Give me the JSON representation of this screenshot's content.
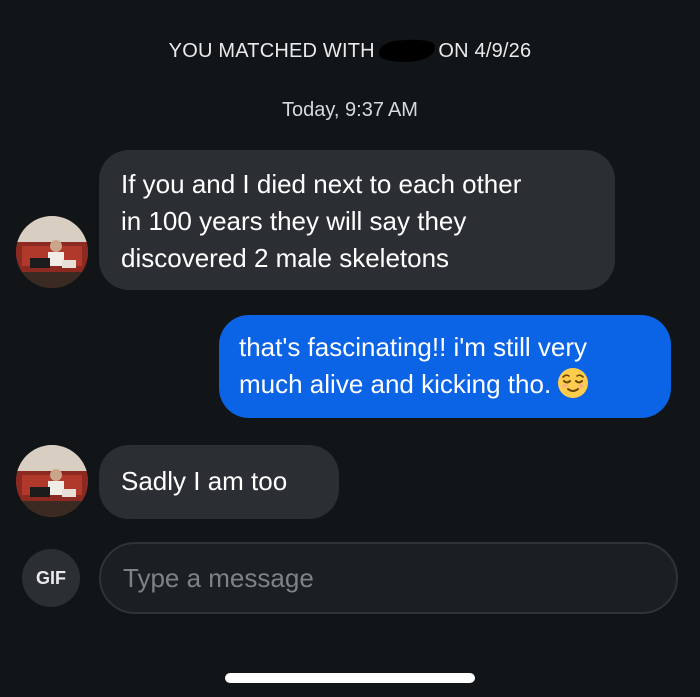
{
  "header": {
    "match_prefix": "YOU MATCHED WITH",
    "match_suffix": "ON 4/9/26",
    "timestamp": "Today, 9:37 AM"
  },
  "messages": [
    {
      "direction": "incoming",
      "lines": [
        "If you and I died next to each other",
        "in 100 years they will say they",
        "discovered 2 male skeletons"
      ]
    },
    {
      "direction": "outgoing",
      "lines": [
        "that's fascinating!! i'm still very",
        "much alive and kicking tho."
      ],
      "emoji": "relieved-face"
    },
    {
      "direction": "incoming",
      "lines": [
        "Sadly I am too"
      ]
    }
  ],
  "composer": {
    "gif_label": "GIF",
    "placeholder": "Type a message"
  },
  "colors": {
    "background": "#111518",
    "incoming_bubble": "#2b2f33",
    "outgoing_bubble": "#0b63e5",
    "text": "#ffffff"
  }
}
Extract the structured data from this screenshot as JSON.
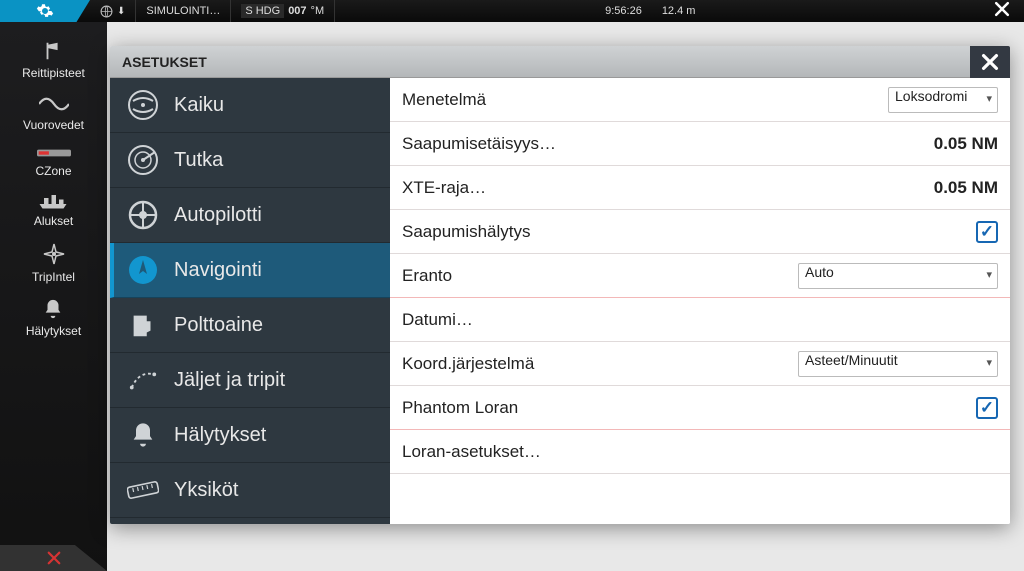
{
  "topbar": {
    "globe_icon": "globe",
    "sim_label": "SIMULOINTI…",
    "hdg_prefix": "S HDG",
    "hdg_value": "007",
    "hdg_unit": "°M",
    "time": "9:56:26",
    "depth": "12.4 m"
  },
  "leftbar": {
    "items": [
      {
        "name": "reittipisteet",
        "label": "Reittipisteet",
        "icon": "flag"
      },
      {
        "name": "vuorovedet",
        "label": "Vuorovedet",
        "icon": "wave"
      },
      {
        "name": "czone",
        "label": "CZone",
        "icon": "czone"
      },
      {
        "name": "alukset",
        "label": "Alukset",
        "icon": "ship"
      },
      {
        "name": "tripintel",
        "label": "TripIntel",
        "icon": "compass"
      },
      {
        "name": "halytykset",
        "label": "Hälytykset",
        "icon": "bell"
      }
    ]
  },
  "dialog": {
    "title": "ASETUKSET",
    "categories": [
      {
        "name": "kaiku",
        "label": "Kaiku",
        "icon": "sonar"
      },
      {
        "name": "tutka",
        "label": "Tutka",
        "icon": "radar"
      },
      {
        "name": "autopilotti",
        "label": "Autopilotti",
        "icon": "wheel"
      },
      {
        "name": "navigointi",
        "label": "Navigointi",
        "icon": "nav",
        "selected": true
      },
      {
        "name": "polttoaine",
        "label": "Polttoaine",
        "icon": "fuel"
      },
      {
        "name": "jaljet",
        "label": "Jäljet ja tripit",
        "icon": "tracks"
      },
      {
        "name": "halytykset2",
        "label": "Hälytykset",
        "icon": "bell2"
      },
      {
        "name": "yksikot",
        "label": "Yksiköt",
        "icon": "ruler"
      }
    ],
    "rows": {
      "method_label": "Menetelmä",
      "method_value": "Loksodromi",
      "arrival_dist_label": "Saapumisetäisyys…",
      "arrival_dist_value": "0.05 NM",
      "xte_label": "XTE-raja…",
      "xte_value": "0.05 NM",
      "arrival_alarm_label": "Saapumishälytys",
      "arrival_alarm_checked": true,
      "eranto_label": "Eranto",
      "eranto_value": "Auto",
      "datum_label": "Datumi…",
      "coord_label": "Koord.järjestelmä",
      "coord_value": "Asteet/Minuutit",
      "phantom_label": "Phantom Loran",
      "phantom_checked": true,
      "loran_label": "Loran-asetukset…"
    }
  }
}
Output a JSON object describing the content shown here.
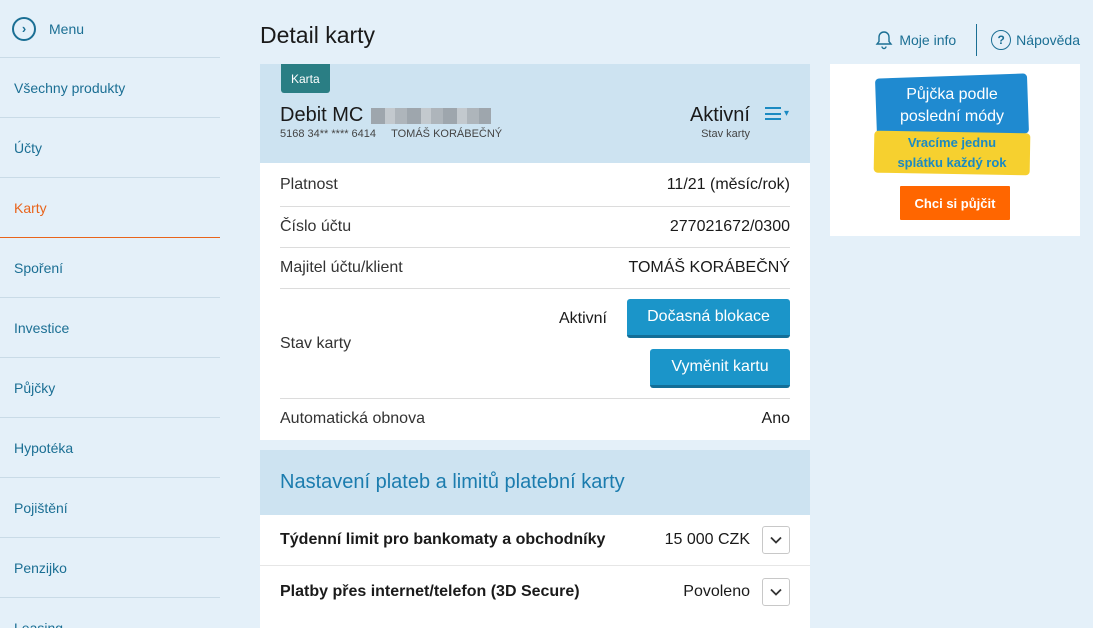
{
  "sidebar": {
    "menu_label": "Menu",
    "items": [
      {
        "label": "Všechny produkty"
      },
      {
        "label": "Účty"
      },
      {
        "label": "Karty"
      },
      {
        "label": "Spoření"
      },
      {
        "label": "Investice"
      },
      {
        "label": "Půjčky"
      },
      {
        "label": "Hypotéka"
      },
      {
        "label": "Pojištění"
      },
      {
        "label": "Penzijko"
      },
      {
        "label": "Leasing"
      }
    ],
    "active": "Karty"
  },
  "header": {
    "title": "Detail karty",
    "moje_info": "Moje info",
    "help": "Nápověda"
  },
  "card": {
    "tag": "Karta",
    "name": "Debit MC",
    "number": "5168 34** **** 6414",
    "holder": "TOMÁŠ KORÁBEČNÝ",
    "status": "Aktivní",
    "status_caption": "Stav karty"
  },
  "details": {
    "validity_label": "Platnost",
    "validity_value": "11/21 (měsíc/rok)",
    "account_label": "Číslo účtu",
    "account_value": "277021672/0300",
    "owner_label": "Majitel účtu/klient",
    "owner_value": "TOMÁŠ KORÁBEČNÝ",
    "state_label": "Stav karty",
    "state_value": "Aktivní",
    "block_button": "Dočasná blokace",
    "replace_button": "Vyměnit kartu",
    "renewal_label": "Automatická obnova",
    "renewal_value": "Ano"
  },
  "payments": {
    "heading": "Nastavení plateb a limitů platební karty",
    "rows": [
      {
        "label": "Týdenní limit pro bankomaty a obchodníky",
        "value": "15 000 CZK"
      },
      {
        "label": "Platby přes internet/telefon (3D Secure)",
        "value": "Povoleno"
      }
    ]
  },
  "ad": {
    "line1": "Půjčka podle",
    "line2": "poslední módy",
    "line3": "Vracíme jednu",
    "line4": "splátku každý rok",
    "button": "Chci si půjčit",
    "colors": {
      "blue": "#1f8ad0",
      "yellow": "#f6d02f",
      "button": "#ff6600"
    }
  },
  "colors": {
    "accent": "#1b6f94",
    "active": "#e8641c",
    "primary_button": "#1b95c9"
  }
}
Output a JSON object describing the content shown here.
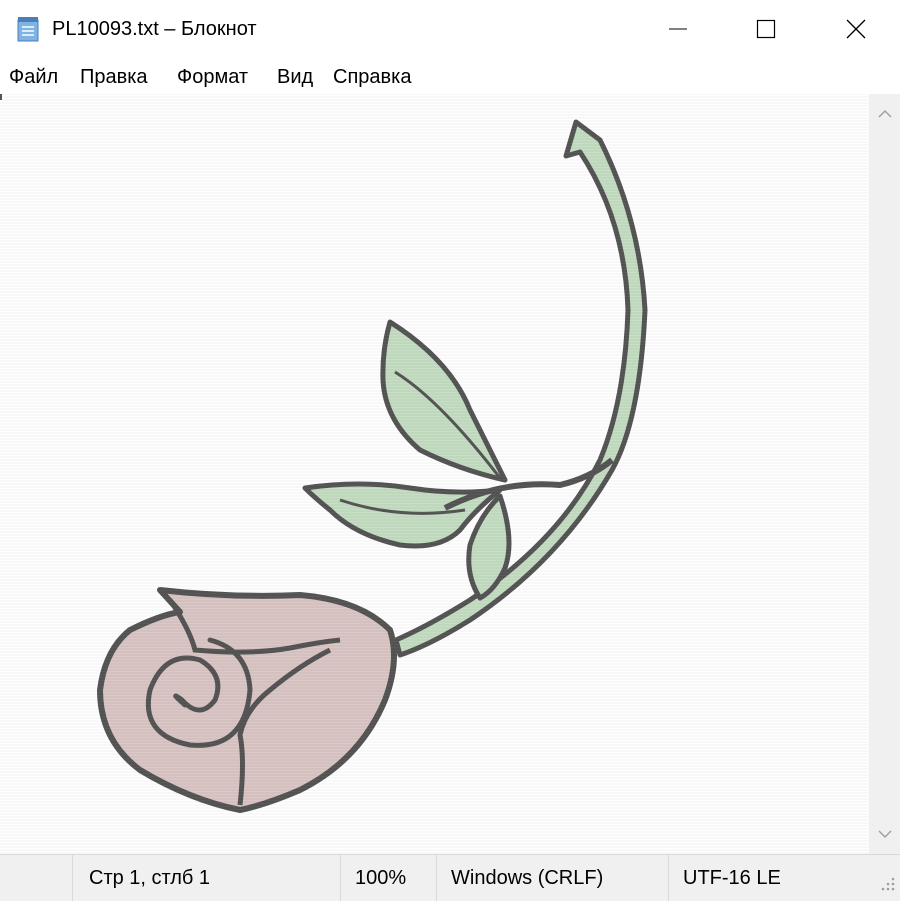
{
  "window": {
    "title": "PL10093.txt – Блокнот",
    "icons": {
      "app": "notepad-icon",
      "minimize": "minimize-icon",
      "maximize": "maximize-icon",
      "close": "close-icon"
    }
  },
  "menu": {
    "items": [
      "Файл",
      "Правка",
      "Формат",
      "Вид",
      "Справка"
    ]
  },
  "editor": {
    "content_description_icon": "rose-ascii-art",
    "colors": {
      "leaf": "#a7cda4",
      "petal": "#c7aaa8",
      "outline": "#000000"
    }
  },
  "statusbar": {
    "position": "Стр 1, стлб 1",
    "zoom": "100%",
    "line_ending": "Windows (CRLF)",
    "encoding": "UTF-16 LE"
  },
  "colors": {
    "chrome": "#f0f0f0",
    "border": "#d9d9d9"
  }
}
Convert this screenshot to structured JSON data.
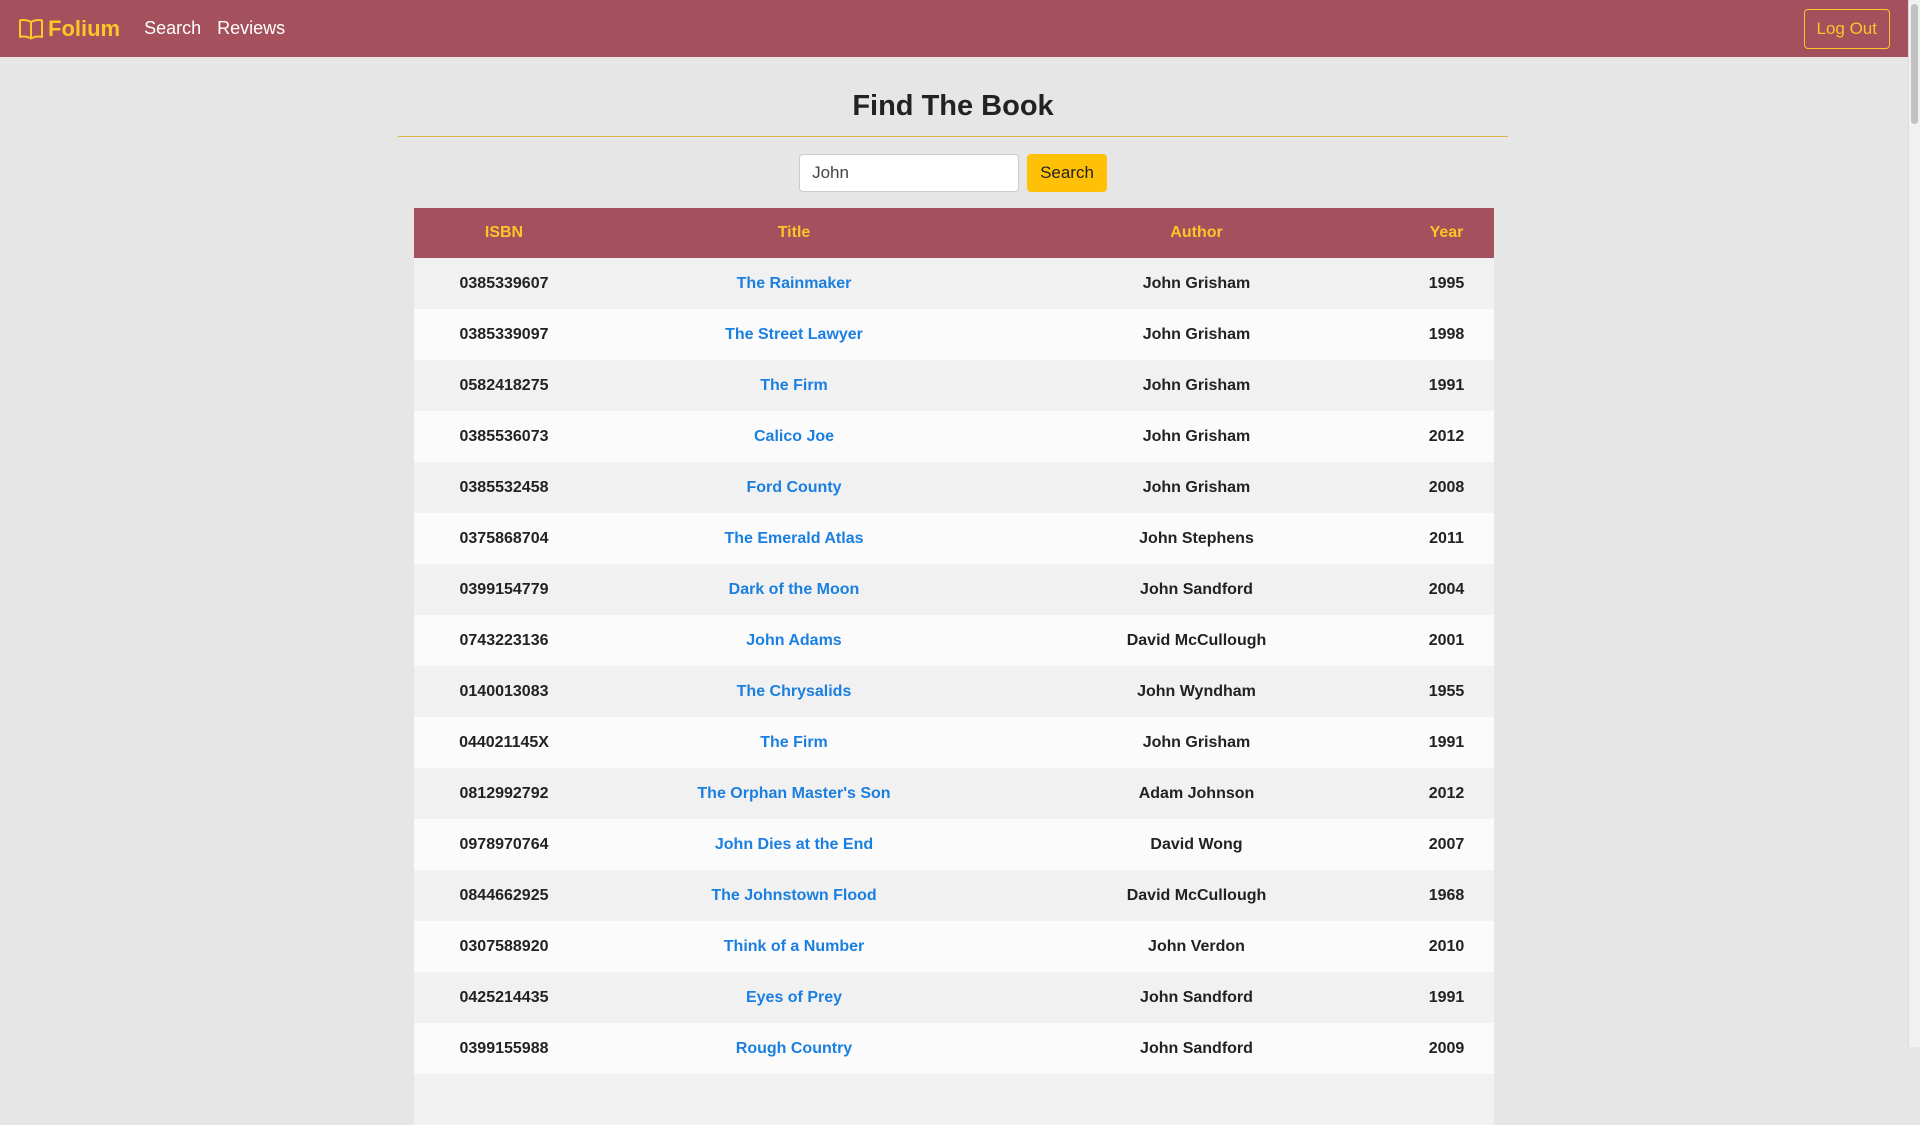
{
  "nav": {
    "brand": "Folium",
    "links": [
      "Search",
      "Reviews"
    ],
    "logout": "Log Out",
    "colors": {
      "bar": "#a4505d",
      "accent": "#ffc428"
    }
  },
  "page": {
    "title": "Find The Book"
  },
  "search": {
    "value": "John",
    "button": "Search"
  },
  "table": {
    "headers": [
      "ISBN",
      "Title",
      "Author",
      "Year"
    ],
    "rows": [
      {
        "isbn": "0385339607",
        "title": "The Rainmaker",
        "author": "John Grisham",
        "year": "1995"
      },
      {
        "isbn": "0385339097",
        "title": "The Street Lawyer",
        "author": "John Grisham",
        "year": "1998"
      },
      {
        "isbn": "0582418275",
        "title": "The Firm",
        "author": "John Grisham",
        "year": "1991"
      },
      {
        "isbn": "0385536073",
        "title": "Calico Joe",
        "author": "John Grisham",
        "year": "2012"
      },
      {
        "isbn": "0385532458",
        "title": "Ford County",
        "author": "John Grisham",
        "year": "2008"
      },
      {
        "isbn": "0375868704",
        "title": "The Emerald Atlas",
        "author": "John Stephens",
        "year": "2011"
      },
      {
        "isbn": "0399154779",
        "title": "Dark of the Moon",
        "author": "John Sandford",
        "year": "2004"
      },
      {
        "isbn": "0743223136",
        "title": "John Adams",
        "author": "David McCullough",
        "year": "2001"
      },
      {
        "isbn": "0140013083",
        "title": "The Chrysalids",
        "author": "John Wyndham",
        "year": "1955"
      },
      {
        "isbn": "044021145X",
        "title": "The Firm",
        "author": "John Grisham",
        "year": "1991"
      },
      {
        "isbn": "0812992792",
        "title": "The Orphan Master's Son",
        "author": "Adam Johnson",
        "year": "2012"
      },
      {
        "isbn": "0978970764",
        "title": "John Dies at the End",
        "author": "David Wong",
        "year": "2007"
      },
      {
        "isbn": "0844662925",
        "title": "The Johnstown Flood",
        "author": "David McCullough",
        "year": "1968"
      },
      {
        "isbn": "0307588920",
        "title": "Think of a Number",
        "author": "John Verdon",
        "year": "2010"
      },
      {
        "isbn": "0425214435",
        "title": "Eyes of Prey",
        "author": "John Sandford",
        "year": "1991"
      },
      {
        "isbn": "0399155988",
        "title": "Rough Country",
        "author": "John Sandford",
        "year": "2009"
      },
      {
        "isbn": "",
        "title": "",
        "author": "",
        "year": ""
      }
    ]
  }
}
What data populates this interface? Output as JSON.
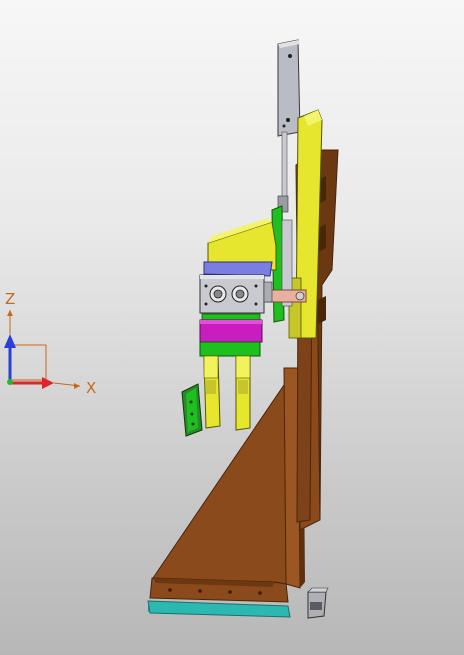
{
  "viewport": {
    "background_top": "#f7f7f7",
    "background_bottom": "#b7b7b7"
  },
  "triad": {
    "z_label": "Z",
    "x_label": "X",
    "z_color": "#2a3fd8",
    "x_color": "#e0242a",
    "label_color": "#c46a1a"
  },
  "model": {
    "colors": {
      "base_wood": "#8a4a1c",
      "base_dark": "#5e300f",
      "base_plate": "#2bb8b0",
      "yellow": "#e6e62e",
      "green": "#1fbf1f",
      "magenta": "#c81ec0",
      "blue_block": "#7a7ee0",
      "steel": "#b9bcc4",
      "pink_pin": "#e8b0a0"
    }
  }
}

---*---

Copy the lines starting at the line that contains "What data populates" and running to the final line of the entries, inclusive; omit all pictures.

What data populates this interface? Output as JSON.
{
  "viewport": {
    "background_top": "#f7f7f7",
    "background_bottom": "#b7b7b7"
  },
  "triad": {
    "z_label": "Z",
    "x_label": "X",
    "z_color": "#2a3fd8",
    "x_color": "#e0242a",
    "label_color": "#c46a1a"
  },
  "model": {
    "colors": {
      "base_wood": "#8a4a1c",
      "base_dark": "#5e300f",
      "base_plate": "#2bb8b0",
      "yellow": "#e6e62e",
      "green": "#1fbf1f",
      "magenta": "#c81ec0",
      "blue_block": "#7a7ee0",
      "steel": "#b9bcc4",
      "pink_pin": "#e8b0a0"
    }
  }
}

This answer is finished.